Reposuo info board and part of the mire.

View from the Sauna.

We get feedback on our daily leader performance, which was largely positive though a comment came up that none of us two daily leaders where actually with the "clients" but that on the other hand it would not have worked any other way. Everyone is happy, pancakes are shared and after that we leave the sauna and head back to camp. A final fire, instructions for the next day, and we head of to bed.

The next day is getting up at 6.30 o'clock, packing, breakfast, loading the car and heading back home. A way too long nine hour drive and we're back in Kuru, unloading personal gear and heading soon after to the local pizza & beer joint!

Basecamp the last three nights.

Last morning - time to head home!

So that was the final expedition-like trip of the Kuru International Wilderness Guide school, and in my opinion the best one. Responsible for that is largely Petri, who was an excellent teacher and who made paddling fun, interesting while also on land disclosing some useful tips & tricks for us Wilderness Guides to-be. And of course, for me personally, for being so cool and supporting with the packrafting - not a given, and very appreciated.

Reflections then? Well, canoeing is fun. While UL principles are not super necessary (canoes can carry plenty of gear without much influence on how the canoe runs), I think they allow for nicer paddling if you're lightly loaded. Paramount to good paddling is good communication and a similar paddling style - I only had that with one person, communication was perfect: It was without words. Whatever my action in the bow, I knew my partner in the back would do the corresponding strokes, resulting in a perfect paddle, be it on a lake or down a Class II+ rapid. Without a good partner canoeing is still fun, but adds a bit of unneeded stress - thoughts like "Will he/ she jump ship/ get nervous/ remember the right strokes/ clamber the railing?" will go through my head, and that's stuff I don't need.
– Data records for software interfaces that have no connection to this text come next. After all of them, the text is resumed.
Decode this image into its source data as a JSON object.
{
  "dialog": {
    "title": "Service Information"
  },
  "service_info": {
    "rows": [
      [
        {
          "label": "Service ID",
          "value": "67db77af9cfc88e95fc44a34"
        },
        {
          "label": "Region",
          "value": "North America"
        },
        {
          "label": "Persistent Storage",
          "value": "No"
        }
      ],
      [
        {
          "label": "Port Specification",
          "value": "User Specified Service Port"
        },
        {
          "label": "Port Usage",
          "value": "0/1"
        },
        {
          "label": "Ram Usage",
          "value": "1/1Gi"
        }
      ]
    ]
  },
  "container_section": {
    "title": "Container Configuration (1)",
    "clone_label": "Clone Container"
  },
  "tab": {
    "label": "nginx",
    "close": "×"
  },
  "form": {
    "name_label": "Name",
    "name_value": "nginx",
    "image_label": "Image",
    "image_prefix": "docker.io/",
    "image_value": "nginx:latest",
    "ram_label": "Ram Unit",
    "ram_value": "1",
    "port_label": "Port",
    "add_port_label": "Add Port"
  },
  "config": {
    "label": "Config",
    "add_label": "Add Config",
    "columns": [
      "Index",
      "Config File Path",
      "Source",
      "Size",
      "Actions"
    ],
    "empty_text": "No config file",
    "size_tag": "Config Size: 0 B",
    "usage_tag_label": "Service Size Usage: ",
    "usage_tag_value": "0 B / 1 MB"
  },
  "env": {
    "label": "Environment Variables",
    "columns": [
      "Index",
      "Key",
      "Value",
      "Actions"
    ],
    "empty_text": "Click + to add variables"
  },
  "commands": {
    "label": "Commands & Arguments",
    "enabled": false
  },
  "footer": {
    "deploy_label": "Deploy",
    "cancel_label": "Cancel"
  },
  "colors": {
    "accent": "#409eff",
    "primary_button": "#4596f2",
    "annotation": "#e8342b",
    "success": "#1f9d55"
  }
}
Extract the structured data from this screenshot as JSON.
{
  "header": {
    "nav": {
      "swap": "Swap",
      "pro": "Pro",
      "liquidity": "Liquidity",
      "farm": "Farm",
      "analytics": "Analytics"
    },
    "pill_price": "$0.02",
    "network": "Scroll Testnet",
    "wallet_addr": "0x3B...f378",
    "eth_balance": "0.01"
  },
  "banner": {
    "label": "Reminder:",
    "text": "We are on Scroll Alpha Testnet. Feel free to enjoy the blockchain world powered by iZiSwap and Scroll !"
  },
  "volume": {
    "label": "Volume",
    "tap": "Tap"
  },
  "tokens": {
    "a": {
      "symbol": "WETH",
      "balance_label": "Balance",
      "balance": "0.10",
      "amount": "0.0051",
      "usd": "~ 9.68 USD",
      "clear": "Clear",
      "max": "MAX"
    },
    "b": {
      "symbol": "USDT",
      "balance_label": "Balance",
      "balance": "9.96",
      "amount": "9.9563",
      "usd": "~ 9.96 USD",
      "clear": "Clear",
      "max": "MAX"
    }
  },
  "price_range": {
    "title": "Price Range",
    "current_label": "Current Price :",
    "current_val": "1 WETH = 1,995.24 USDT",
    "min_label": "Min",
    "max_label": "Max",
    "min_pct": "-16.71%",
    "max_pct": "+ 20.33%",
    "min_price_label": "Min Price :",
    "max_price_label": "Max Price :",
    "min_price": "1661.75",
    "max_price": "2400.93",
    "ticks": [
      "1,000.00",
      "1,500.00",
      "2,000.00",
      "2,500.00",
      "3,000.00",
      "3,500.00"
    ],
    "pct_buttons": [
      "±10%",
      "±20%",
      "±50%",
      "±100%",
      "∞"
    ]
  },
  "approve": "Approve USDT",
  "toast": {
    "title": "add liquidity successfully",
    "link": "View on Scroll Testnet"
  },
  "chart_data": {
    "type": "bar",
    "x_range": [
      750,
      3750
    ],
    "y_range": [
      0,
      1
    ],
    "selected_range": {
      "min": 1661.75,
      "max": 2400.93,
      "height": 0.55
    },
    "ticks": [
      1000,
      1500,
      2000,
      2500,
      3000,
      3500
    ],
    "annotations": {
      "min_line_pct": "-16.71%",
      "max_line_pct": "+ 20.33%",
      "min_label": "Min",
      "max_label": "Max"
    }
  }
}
Kayaking is fun as well. It is fast - I imagine 60 to 80 km days under fine conditions are no problem, given that you're starting early and paddle late. Navigating the seakayaks on rapids was "meh" and I am not intending to do that again; however, play kayaks and white water kayaks like the red one next to my packraft above should be fun on rivers.

Problem of both canoe and kayak is that they are made for paddling, and not hiking & paddling (let alone cycling). That is fine if you want to paddle, but is a problem if you want to combine different activities. Yeah, portage is possible, but doing any serious distance with carrying/ pulling such a vessel on a trolley is not possible. Which brings us to the packraft.

The perfect vessel for hiking AND paddling (AND cycling). Very forgiving on white water - it was by far the easiest vessel to run rapids with, and a lot more fun. But forget paddling lakes, especially if it is windy - that's where you roll it up, strap it to your pack and walk. It probably looks a lot more dangerous, (my teacher kept on referring to it as a "playboat" whereas Petri saw the options it opened for combined activities) but given that you're alone and it being a very forgiving vessel, I think even complete novices will find running up to Class II rapids no problem in it, and once you have experience even Class III and IV should be no problem - with and without a load.

The packraft is pretty hard to capsize. I didn't yet once capsize in one, and a good friend, who paddles a lot more canoe & kayak, had a very hard time to capsize in it (he managed it in the end =). However, going down those deep haystacks at Siikakoski, with headwind, I realized that if you just sit back and paddle in a relaxed way, capsizing is definitely possible and will happen. You need to concentrate, and you need to know how to read waterways. If you have gained that experience, then complete new adventures open up to you, in which you for a weight gain of some 3,6 kg (Packraft including a spraydeck and a paddle) gain endless new opportunities to explore and experience nature.

So much for the moment. I shall follow up with the by now traditional Food For Thought and a Gear that worked and gear that didn't posts in the near future =)